_Task prompt_
The answer should match the entries that follow exactly, except that no image appears in it.

Stored records
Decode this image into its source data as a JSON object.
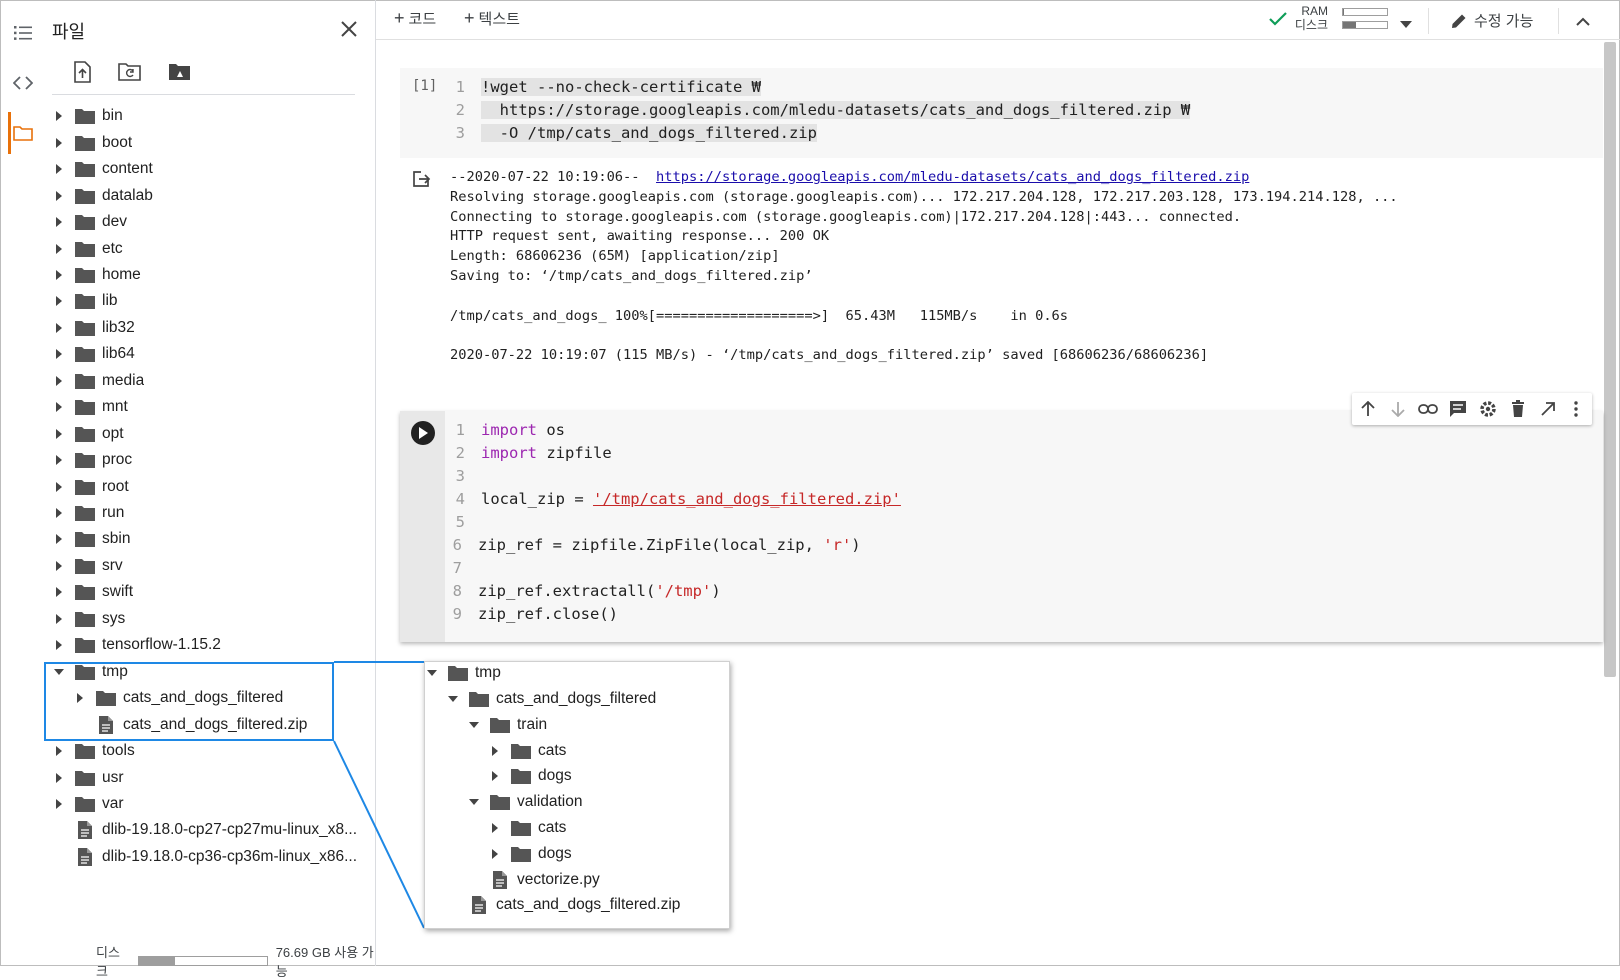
{
  "files_panel": {
    "title": "파일",
    "tree": [
      {
        "name": "bin",
        "type": "folder",
        "depth": 0,
        "state": "collapsed"
      },
      {
        "name": "boot",
        "type": "folder",
        "depth": 0,
        "state": "collapsed"
      },
      {
        "name": "content",
        "type": "folder",
        "depth": 0,
        "state": "collapsed"
      },
      {
        "name": "datalab",
        "type": "folder",
        "depth": 0,
        "state": "collapsed"
      },
      {
        "name": "dev",
        "type": "folder",
        "depth": 0,
        "state": "collapsed"
      },
      {
        "name": "etc",
        "type": "folder",
        "depth": 0,
        "state": "collapsed"
      },
      {
        "name": "home",
        "type": "folder",
        "depth": 0,
        "state": "collapsed"
      },
      {
        "name": "lib",
        "type": "folder",
        "depth": 0,
        "state": "collapsed"
      },
      {
        "name": "lib32",
        "type": "folder",
        "depth": 0,
        "state": "collapsed"
      },
      {
        "name": "lib64",
        "type": "folder",
        "depth": 0,
        "state": "collapsed"
      },
      {
        "name": "media",
        "type": "folder",
        "depth": 0,
        "state": "collapsed"
      },
      {
        "name": "mnt",
        "type": "folder",
        "depth": 0,
        "state": "collapsed"
      },
      {
        "name": "opt",
        "type": "folder",
        "depth": 0,
        "state": "collapsed"
      },
      {
        "name": "proc",
        "type": "folder",
        "depth": 0,
        "state": "collapsed"
      },
      {
        "name": "root",
        "type": "folder",
        "depth": 0,
        "state": "collapsed"
      },
      {
        "name": "run",
        "type": "folder",
        "depth": 0,
        "state": "collapsed"
      },
      {
        "name": "sbin",
        "type": "folder",
        "depth": 0,
        "state": "collapsed"
      },
      {
        "name": "srv",
        "type": "folder",
        "depth": 0,
        "state": "collapsed"
      },
      {
        "name": "swift",
        "type": "folder",
        "depth": 0,
        "state": "collapsed"
      },
      {
        "name": "sys",
        "type": "folder",
        "depth": 0,
        "state": "collapsed"
      },
      {
        "name": "tensorflow-1.15.2",
        "type": "folder",
        "depth": 0,
        "state": "collapsed"
      },
      {
        "name": "tmp",
        "type": "folder",
        "depth": 0,
        "state": "expanded"
      },
      {
        "name": "cats_and_dogs_filtered",
        "type": "folder",
        "depth": 1,
        "state": "collapsed"
      },
      {
        "name": "cats_and_dogs_filtered.zip",
        "type": "file",
        "depth": 1,
        "state": "none"
      },
      {
        "name": "tools",
        "type": "folder",
        "depth": 0,
        "state": "collapsed"
      },
      {
        "name": "usr",
        "type": "folder",
        "depth": 0,
        "state": "collapsed"
      },
      {
        "name": "var",
        "type": "folder",
        "depth": 0,
        "state": "collapsed"
      },
      {
        "name": "dlib-19.18.0-cp27-cp27mu-linux_x8...",
        "type": "file",
        "depth": 0,
        "state": "none"
      },
      {
        "name": "dlib-19.18.0-cp36-cp36m-linux_x86...",
        "type": "file",
        "depth": 0,
        "state": "none"
      }
    ],
    "disk": {
      "label": "디스크",
      "value_text": "76.69 GB 사용 가능",
      "fill_fraction": 0.28
    }
  },
  "toolbar": {
    "add_code": "코드",
    "add_text": "텍스트",
    "ram_label": "RAM",
    "disk_label": "디스크",
    "ram_fraction": 0.03,
    "disk_fraction": 0.3,
    "edit_label": "수정 가능"
  },
  "cell1": {
    "exec_count": "[1]",
    "line_numbers": [
      "1",
      "2",
      "3"
    ],
    "lines": [
      "!wget --no-check-certificate ₩",
      "  https://storage.googleapis.com/mledu-datasets/cats_and_dogs_filtered.zip ₩",
      "  -O /tmp/cats_and_dogs_filtered.zip"
    ],
    "output": {
      "line1_prefix": "--2020-07-22 10:19:06--  ",
      "line1_link": "https://storage.googleapis.com/mledu-datasets/cats_and_dogs_filtered.zip",
      "rest": "Resolving storage.googleapis.com (storage.googleapis.com)... 172.217.204.128, 172.217.203.128, 173.194.214.128, ...\nConnecting to storage.googleapis.com (storage.googleapis.com)|172.217.204.128|:443... connected.\nHTTP request sent, awaiting response... 200 OK\nLength: 68606236 (65M) [application/zip]\nSaving to: ‘/tmp/cats_and_dogs_filtered.zip’\n\n/tmp/cats_and_dogs_ 100%[===================>]  65.43M   115MB/s    in 0.6s\n\n2020-07-22 10:19:07 (115 MB/s) - ‘/tmp/cats_and_dogs_filtered.zip’ saved [68606236/68606236]"
    }
  },
  "cell2": {
    "line_numbers": [
      "1",
      "2",
      "3",
      "4",
      "5",
      "6",
      "7",
      "8",
      "9"
    ],
    "code": {
      "l1_kw": "import",
      "l1_rest": " os",
      "l2_kw": "import",
      "l2_rest": " zipfile",
      "l4_a": "local_zip = ",
      "l4_str": "'/tmp/cats_and_dogs_filtered.zip'",
      "l6_a": "zip_ref = zipfile.ZipFile(local_zip, ",
      "l6_str": "'r'",
      "l6_b": ")",
      "l8_a": "zip_ref.extractall(",
      "l8_str": "'/tmp'",
      "l8_b": ")",
      "l9": "zip_ref.close()"
    }
  },
  "zoom_tree": [
    {
      "name": "tmp",
      "type": "folder",
      "depth": 0,
      "state": "expanded"
    },
    {
      "name": "cats_and_dogs_filtered",
      "type": "folder",
      "depth": 1,
      "state": "expanded"
    },
    {
      "name": "train",
      "type": "folder",
      "depth": 2,
      "state": "expanded"
    },
    {
      "name": "cats",
      "type": "folder",
      "depth": 3,
      "state": "collapsed"
    },
    {
      "name": "dogs",
      "type": "folder",
      "depth": 3,
      "state": "collapsed"
    },
    {
      "name": "validation",
      "type": "folder",
      "depth": 2,
      "state": "expanded"
    },
    {
      "name": "cats",
      "type": "folder",
      "depth": 3,
      "state": "collapsed"
    },
    {
      "name": "dogs",
      "type": "folder",
      "depth": 3,
      "state": "collapsed"
    },
    {
      "name": "vectorize.py",
      "type": "file",
      "depth": 2,
      "state": "none"
    },
    {
      "name": "cats_and_dogs_filtered.zip",
      "type": "file",
      "depth": 1,
      "state": "none"
    }
  ],
  "colors": {
    "accent_orange": "#e8710a",
    "highlight_blue": "#1e88e5",
    "check_green": "#0f9d58",
    "keyword": "#9c27b0",
    "string": "#c62828",
    "link": "#1a0dab"
  }
}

_Written reply_
Decode this image into its source data as a JSON object.
{
  "files_panel": {
    "title": "파일",
    "tree": [
      {
        "name": "bin",
        "type": "folder",
        "depth": 0,
        "state": "collapsed"
      },
      {
        "name": "boot",
        "type": "folder",
        "depth": 0,
        "state": "collapsed"
      },
      {
        "name": "content",
        "type": "folder",
        "depth": 0,
        "state": "collapsed"
      },
      {
        "name": "datalab",
        "type": "folder",
        "depth": 0,
        "state": "collapsed"
      },
      {
        "name": "dev",
        "type": "folder",
        "depth": 0,
        "state": "collapsed"
      },
      {
        "name": "etc",
        "type": "folder",
        "depth": 0,
        "state": "collapsed"
      },
      {
        "name": "home",
        "type": "folder",
        "depth": 0,
        "state": "collapsed"
      },
      {
        "name": "lib",
        "type": "folder",
        "depth": 0,
        "state": "collapsed"
      },
      {
        "name": "lib32",
        "type": "folder",
        "depth": 0,
        "state": "collapsed"
      },
      {
        "name": "lib64",
        "type": "folder",
        "depth": 0,
        "state": "collapsed"
      },
      {
        "name": "media",
        "type": "folder",
        "depth": 0,
        "state": "collapsed"
      },
      {
        "name": "mnt",
        "type": "folder",
        "depth": 0,
        "state": "collapsed"
      },
      {
        "name": "opt",
        "type": "folder",
        "depth": 0,
        "state": "collapsed"
      },
      {
        "name": "proc",
        "type": "folder",
        "depth": 0,
        "state": "collapsed"
      },
      {
        "name": "root",
        "type": "folder",
        "depth": 0,
        "state": "collapsed"
      },
      {
        "name": "run",
        "type": "folder",
        "depth": 0,
        "state": "collapsed"
      },
      {
        "name": "sbin",
        "type": "folder",
        "depth": 0,
        "state": "collapsed"
      },
      {
        "name": "srv",
        "type": "folder",
        "depth": 0,
        "state": "collapsed"
      },
      {
        "name": "swift",
        "type": "folder",
        "depth": 0,
        "state": "collapsed"
      },
      {
        "name": "sys",
        "type": "folder",
        "depth": 0,
        "state": "collapsed"
      },
      {
        "name": "tensorflow-1.15.2",
        "type": "folder",
        "depth": 0,
        "state": "collapsed"
      },
      {
        "name": "tmp",
        "type": "folder",
        "depth": 0,
        "state": "expanded"
      },
      {
        "name": "cats_and_dogs_filtered",
        "type": "folder",
        "depth": 1,
        "state": "collapsed"
      },
      {
        "name": "cats_and_dogs_filtered.zip",
        "type": "file",
        "depth": 1,
        "state": "none"
      },
      {
        "name": "tools",
        "type": "folder",
        "depth": 0,
        "state": "collapsed"
      },
      {
        "name": "usr",
        "type": "folder",
        "depth": 0,
        "state": "collapsed"
      },
      {
        "name": "var",
        "type": "folder",
        "depth": 0,
        "state": "collapsed"
      },
      {
        "name": "dlib-19.18.0-cp27-cp27mu-linux_x8...",
        "type": "file",
        "depth": 0,
        "state": "none"
      },
      {
        "name": "dlib-19.18.0-cp36-cp36m-linux_x86...",
        "type": "file",
        "depth": 0,
        "state": "none"
      }
    ],
    "disk": {
      "label": "디스크",
      "value_text": "76.69 GB 사용 가능",
      "fill_fraction": 0.28
    }
  },
  "toolbar": {
    "add_code": "코드",
    "add_text": "텍스트",
    "ram_label": "RAM",
    "disk_label": "디스크",
    "ram_fraction": 0.03,
    "disk_fraction": 0.3,
    "edit_label": "수정 가능"
  },
  "cell1": {
    "exec_count": "[1]",
    "line_numbers": [
      "1",
      "2",
      "3"
    ],
    "lines": [
      "!wget --no-check-certificate ₩",
      "  https://storage.googleapis.com/mledu-datasets/cats_and_dogs_filtered.zip ₩",
      "  -O /tmp/cats_and_dogs_filtered.zip"
    ],
    "output": {
      "line1_prefix": "--2020-07-22 10:19:06--  ",
      "line1_link": "https://storage.googleapis.com/mledu-datasets/cats_and_dogs_filtered.zip",
      "rest": "Resolving storage.googleapis.com (storage.googleapis.com)... 172.217.204.128, 172.217.203.128, 173.194.214.128, ...\nConnecting to storage.googleapis.com (storage.googleapis.com)|172.217.204.128|:443... connected.\nHTTP request sent, awaiting response... 200 OK\nLength: 68606236 (65M) [application/zip]\nSaving to: ‘/tmp/cats_and_dogs_filtered.zip’\n\n/tmp/cats_and_dogs_ 100%[===================>]  65.43M   115MB/s    in 0.6s\n\n2020-07-22 10:19:07 (115 MB/s) - ‘/tmp/cats_and_dogs_filtered.zip’ saved [68606236/68606236]"
    }
  },
  "cell2": {
    "line_numbers": [
      "1",
      "2",
      "3",
      "4",
      "5",
      "6",
      "7",
      "8",
      "9"
    ],
    "code": {
      "l1_kw": "import",
      "l1_rest": " os",
      "l2_kw": "import",
      "l2_rest": " zipfile",
      "l4_a": "local_zip = ",
      "l4_str": "'/tmp/cats_and_dogs_filtered.zip'",
      "l6_a": "zip_ref = zipfile.ZipFile(local_zip, ",
      "l6_str": "'r'",
      "l6_b": ")",
      "l8_a": "zip_ref.extractall(",
      "l8_str": "'/tmp'",
      "l8_b": ")",
      "l9": "zip_ref.close()"
    }
  },
  "zoom_tree": [
    {
      "name": "tmp",
      "type": "folder",
      "depth": 0,
      "state": "expanded"
    },
    {
      "name": "cats_and_dogs_filtered",
      "type": "folder",
      "depth": 1,
      "state": "expanded"
    },
    {
      "name": "train",
      "type": "folder",
      "depth": 2,
      "state": "expanded"
    },
    {
      "name": "cats",
      "type": "folder",
      "depth": 3,
      "state": "collapsed"
    },
    {
      "name": "dogs",
      "type": "folder",
      "depth": 3,
      "state": "collapsed"
    },
    {
      "name": "validation",
      "type": "folder",
      "depth": 2,
      "state": "expanded"
    },
    {
      "name": "cats",
      "type": "folder",
      "depth": 3,
      "state": "collapsed"
    },
    {
      "name": "dogs",
      "type": "folder",
      "depth": 3,
      "state": "collapsed"
    },
    {
      "name": "vectorize.py",
      "type": "file",
      "depth": 2,
      "state": "none"
    },
    {
      "name": "cats_and_dogs_filtered.zip",
      "type": "file",
      "depth": 1,
      "state": "none"
    }
  ],
  "colors": {
    "accent_orange": "#e8710a",
    "highlight_blue": "#1e88e5",
    "check_green": "#0f9d58",
    "keyword": "#9c27b0",
    "string": "#c62828",
    "link": "#1a0dab"
  }
}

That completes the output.